In the past, most coffee sales in the region belonged to large, established companies who relied on their flagship brands to boast stable growth. Many new brands are entering the market and major producers such as Café Santo Domingo in the Dominican Republic are expanding their portfolio with gourmet offerings and expanded flavour palates, even opening branded coffee shops. In Costa Rica, brands like Café Volio are releasing new SKUs after many years of promoting its staple brand to appeal to a younger consume base.
This idea also pulls from the megatrend “Shopping Reinvented.” As the middle class continues to emerge across the central LATAM region, more consumers will be living on-the-go with a status association with café prepared beverages, which leads us to expect forecasted growth for 3.6% CAGR of coffee foodservice sales across the region.
Flavoured water begins to eat up carbonates’ share
Across the region, there is an explosion of negative press centred around the detriments of drinking sugary beverages. Carbonates are particularly targeted in in these news campaigns. In Guatemala, there have been talks from the government to take away sales of carbonates in primary and secondary schools across the country.
The Mexican government implemented and supported the IEPS sugar tax since 2014 with carbonates top of mind. As a result, across the region we have seen cola carbonates growth slow down over the last three years.
Additionally, cooler summers and more conservative purchasing behaviour of consumers in the region have had an impact on the sales of the soft drinks industry more generally. However, we also see a growth in flavoured water sales in the region of 5.5% in 2018 compared to a global performance of 4.3%.

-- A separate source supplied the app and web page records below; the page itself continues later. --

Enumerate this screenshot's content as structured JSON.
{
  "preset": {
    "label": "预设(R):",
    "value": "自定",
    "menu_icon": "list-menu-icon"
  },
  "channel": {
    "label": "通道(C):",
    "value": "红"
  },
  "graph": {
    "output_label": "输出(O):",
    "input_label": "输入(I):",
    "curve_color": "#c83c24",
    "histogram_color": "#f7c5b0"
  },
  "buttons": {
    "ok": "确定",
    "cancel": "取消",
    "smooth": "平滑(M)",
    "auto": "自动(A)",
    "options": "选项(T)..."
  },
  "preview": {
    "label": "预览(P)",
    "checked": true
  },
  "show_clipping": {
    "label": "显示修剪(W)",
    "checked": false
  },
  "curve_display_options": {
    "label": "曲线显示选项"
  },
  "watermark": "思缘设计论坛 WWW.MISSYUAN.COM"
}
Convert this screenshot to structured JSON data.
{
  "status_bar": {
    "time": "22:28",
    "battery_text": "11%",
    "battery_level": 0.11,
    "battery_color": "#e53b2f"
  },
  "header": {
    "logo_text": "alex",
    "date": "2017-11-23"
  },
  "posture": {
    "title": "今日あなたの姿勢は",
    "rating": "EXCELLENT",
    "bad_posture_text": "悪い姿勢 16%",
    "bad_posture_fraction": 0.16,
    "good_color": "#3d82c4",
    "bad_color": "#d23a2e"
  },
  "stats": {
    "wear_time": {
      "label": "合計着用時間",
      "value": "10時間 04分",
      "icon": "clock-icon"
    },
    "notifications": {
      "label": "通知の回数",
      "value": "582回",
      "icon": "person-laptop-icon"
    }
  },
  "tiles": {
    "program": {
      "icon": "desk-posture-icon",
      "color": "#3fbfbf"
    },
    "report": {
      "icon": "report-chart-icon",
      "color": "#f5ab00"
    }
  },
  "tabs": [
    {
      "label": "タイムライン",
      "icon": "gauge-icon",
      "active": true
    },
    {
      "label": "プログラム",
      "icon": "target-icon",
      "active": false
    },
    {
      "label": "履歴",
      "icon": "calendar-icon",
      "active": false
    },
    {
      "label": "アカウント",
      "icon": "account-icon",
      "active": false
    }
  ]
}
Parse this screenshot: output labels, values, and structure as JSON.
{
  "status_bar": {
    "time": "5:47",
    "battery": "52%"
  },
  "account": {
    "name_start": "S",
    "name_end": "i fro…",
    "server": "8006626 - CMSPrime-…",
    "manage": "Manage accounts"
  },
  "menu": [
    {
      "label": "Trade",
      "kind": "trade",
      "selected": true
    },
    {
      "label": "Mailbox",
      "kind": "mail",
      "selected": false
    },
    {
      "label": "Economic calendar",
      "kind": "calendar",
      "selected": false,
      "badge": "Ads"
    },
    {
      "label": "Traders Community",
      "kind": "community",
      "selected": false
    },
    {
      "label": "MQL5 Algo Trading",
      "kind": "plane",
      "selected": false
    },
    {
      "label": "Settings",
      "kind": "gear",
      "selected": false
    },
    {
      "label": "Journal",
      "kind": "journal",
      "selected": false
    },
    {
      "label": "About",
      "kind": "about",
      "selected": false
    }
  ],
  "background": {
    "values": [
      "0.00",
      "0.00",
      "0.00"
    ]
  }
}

In markets such as the Dominican Republic, consumers are interested in brightly coloured flavoured water products that find their unique selling point through exotic flavours such as coconut, pineapple, passionfruit, etc.
Some consumers in these countries are shying away from carbonates as their source of hydration because of the negative association with sugar. Instead, consumers are beginning to pick up products perceived as healthier and in this case that means flavoured water brands.
Pictured: Salvavidas saborizada (Guatemala), Fruit (Costa Rica), Premium offering from S.Pellegrino (Dominican Republic)
Central Latin America is in an interesting time period. The soft drink industry is expected to grow by 3.6% CAGR over the next five years and the hot drinks industry is expected to grow by 1.1% CAGR. With the current Mexican administration causing some fluctuation in consumer sentiment and the threats of trade tariffs looming from their North American neighbour, the industry will have many dynamics painting its development over the next five years.
One very important factor that will continue to shape market forces in the region is the growing middle class and on-the-go behaviour as well as the slowdown of population growth which will test the staple brands that have relied on stable growth models and customer loyalty for many years.